Overwhelmed minds get hijacked and overtaken by stress and have trouble focusing, planning, and solving problems in the way they usually would. It’s a condition I see absolutely everywhere in my work, with my clients, and often, in my own life too. It’s more than just stress. Overwhelm is serious. When people tell themselves they can’t cope by thinking or saying they are overwhelmed and, therefore, out of control and helpless, they tend to shut down and close themselves off to a solution, even though it may be right before their eyes.
What causes you to feel overwhelmed?

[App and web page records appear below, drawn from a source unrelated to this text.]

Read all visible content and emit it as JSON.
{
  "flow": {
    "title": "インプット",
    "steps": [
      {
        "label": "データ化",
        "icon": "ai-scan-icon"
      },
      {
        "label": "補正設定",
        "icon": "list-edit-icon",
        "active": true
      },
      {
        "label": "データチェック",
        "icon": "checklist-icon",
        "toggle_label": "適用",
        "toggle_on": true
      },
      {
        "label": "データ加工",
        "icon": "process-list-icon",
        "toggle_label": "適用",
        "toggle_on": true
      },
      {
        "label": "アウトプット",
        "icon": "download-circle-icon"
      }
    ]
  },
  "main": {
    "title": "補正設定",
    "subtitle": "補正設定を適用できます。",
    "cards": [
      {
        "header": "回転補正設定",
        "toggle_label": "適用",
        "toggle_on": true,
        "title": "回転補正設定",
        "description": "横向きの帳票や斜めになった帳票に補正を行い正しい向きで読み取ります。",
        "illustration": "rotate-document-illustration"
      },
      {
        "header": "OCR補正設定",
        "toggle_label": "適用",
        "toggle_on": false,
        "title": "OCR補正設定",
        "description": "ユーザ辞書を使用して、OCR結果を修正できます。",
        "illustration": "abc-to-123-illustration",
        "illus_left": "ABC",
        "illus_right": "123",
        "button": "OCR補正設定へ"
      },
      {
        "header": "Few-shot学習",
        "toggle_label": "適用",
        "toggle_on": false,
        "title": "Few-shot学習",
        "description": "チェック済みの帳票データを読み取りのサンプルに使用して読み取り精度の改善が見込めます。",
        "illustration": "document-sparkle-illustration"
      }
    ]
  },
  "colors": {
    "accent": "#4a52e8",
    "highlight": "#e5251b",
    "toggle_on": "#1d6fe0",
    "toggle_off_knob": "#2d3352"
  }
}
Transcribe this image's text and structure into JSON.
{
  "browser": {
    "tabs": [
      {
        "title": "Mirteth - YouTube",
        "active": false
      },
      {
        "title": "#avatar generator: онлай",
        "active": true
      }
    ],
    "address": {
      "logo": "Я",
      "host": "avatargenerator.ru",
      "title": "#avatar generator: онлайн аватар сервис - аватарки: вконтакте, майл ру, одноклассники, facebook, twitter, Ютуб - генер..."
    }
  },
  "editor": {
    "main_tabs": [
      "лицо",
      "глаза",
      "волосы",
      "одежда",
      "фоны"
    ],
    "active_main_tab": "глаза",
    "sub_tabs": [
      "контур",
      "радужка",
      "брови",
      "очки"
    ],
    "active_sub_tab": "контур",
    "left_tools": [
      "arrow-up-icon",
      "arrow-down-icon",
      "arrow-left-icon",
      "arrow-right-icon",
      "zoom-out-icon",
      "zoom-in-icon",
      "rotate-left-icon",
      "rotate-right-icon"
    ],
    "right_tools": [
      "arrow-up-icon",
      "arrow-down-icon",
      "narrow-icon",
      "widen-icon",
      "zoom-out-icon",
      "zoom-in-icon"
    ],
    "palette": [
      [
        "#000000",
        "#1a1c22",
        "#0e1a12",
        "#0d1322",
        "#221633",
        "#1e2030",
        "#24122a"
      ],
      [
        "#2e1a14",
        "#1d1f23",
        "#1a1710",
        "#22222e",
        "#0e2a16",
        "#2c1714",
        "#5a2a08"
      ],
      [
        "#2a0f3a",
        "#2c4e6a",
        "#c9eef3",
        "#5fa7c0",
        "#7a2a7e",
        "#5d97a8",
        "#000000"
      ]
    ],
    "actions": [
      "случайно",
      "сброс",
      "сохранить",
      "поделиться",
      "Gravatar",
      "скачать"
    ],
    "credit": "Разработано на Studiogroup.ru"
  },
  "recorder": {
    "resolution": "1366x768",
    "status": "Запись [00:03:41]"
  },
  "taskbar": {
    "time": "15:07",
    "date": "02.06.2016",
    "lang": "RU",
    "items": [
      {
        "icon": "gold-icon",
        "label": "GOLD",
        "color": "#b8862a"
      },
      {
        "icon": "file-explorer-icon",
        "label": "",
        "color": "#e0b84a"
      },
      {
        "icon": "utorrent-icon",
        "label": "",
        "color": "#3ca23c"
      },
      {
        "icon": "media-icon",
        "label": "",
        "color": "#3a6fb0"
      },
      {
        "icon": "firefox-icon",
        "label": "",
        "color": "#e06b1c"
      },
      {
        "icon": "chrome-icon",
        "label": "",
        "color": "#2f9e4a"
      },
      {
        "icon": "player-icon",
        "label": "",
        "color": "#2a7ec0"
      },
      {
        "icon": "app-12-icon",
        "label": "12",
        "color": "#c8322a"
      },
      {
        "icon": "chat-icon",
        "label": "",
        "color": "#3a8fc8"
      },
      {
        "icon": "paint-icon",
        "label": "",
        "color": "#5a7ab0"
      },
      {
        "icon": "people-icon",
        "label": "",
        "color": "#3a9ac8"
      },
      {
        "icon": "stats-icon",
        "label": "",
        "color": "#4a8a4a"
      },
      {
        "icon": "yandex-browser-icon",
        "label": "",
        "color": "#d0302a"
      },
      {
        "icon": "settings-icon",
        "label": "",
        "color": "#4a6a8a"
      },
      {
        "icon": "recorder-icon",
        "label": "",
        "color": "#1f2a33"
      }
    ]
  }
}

Overwhelm can be caused by many situations. It happens when a stressful situation gets to be just too much for us to handle. We often experience it when we have a heavy volume of work and our to-do list is daunting. Sometimes, a messy, cluttered home can lead to overwhelm. A personal tragedy, sickness, or a tough season can cause overwhelm. There can be a lot going on in our mind to make us feel stressed and like it’s all too much. Perhaps you have a very important project you’re under a lot of pressure to do well on or you’re waiting to hear back about something important and all the uncertainty is putting you on edge.
Overwhelm can also occur due to many smaller stressors. For example, missing an appointment may not feel like too big of a deal by itself. But if you’ve been fighting with your spouse or kids, or if you’ve been having trouble sleeping, and are hungry from skipping breakfast, a missed appointment can be the proverbial “last straw” of the day, and it causes you to just lose control.
No matter the reason, if you feel the onset of overwhelm, there are some ways to help address the issue and cope better. I’ve put these steps into practice countless times, and they always work for me. Remember, you are stronger than you imagine, and I know you can do it!
1. Make a list:
Maybe you’re overwhelmed because your mind is bogged down by the sheer act of trying to remember everything. When you write down what you need to do, you release this mental burden.
When you feel you have too much to do, start by identifying what those things are, and write them down. Write as much detail as you can about each item so you have nothing left in your head to remember. It will all be on that list for you to refer back to. Review each item on the list and decide if you really need to do it. Can you ask someone else to handle it? Does it really need to be done at all?
Just this one, simple step of making a list can help you sort through some of the confusion in your mind, and help you focus on what has to be done next.
Prioritize all the things that you have to do. Ask yourself if you’re working against deadlines that you made up for yourself or if they are required by someone else. Figure out what you can do each day, and what has to be moved to another day. And then, focus solely on your tasks for the day ahead. Don’t look to the following day, don’t make plans for those days – simply focus on the present.
And most importantly, every time you complete something, cross it off your list (it’s cathartic!)
3. Practice self-care
Be gentle and kind to yourself. When you’re overwhelmed, do things that feel good to you; things that are positive, comforting, healthy and uplifting.
Whether this means you need to unplug, schedule a massage, take a nap, take a bubble bath or read a good book. It doesn’t need to cost money. You can even go outside for a run to help clear your mind. Whatever self-care looks like to you, take the time and effort to do it.
Maya Angelou says: “When you do nothing, you feel overwhelmed and powerless. But when you get involved, you feel the sense of hope and accomplishment.”
In my experience, the more control you feel you have over your life and your environment, the less stress you have and the more confidence you have that you can handle whatever comes your way.